Today's Birthday 3/12

Taylor Thompson-Fuller
Sir Frank Packer inherited his father RC Packer's media interests on his death in 1934

Today's Birthday, November 3: Frank Packer, media baron (1906-1974)

A new play investigating the lives of Sydney's media mogul family the Packers reveals the often-stern and brutal relationship patriarch Frank Packer had with his princelings.

Packer and Sons follows a young boy who is learning how to take the reigns of the dynastic Packer empire and how to assume that archetypal role true to the family's style.

"This really is a story about a very chauvinistic environment," playwright Tommy Murphy told the ABC this year.

Frank Packer, known as a charming albeit brutish figure, cemented the toxic masculinity of the Packer empire into stone.

While Frank enjoyed a supporting relationship with his father Robert, he didn't extend the olive branch to his sons, often telling them they wouldn't amount to anything.

Clyde, the first born and heir apparent, struggled under the weight of his father's lofty expectations and constant negativity, but his younger brother, the now infamous Kerry Packer, adapted and overcame.

"Clyde never developed the body armour that [his younger brother] Kerry did," Murphy said in an interview with the Financial Review.

Sir Douglas Frank Hewson Packer was born and grew up in Sydney, where his father worked as a journalist before building his fortune in the publishing industry.

At 17 Frank Packer followed his father into the industry and became a cadet journalist at one of the newspapers his father co-owned in 1923.

In the late 1920s he was appointed advertising director of the paper, before joining his father's newly formed newspaper conglomerate Associated Newspapers Ltd in 1932.

He inherited the company on his father's death in 1934 and from 1936 until his own death in 1974, served as chairman.

Under his leadership, the papers, including the Daily Telegraph, supported conservative politicians and consistently attacked Labor candidates and governments.

In the mid 1950s Frank established Television Corporation Ltd, obtained a Sydney television licence and began transmitting experimental programs.

The license would form the basis of the Channel 9 network, which would come to dominate Australia's media landscape after being handed down to Frank's son, the infamous Kerry Packer.

Frank Packer, like his sons that followed, loved sport.
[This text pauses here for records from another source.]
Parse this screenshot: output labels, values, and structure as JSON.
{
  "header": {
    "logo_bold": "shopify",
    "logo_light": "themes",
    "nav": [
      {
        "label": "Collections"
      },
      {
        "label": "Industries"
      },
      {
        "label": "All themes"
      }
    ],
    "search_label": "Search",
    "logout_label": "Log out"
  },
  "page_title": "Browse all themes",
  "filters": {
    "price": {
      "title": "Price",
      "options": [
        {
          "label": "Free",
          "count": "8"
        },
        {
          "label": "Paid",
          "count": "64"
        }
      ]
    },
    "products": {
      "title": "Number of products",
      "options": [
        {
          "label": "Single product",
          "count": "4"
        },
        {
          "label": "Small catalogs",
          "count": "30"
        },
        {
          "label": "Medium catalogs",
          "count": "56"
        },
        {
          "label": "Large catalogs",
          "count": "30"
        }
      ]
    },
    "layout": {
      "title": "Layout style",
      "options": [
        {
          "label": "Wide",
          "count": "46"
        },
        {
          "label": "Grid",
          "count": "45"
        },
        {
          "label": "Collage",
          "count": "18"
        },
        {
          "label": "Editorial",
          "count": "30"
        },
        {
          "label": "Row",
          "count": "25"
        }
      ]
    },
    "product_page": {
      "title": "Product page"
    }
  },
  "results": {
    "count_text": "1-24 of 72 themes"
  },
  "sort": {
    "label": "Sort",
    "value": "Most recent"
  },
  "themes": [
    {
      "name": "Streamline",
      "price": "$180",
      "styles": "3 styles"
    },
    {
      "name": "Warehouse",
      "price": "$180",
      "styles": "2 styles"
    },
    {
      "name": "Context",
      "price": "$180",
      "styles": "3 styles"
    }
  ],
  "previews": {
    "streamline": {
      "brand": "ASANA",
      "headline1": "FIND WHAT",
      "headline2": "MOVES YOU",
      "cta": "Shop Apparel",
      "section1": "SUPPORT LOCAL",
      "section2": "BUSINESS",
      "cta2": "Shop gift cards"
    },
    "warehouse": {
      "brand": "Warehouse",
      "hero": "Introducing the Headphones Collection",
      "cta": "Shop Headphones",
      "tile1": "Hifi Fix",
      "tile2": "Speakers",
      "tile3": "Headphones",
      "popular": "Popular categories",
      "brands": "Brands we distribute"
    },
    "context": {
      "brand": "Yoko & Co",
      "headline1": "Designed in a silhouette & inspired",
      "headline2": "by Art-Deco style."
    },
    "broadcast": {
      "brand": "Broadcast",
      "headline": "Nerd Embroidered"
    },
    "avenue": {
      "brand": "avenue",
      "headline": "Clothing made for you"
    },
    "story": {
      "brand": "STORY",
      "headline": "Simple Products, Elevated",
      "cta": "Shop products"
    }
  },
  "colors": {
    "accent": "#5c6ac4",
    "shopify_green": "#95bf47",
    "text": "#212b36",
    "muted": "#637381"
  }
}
He won the 1974 Caulfield Cup with his part-owned stud Columnist and fielded two boats to contest the 1962 and 1970 America's Cup.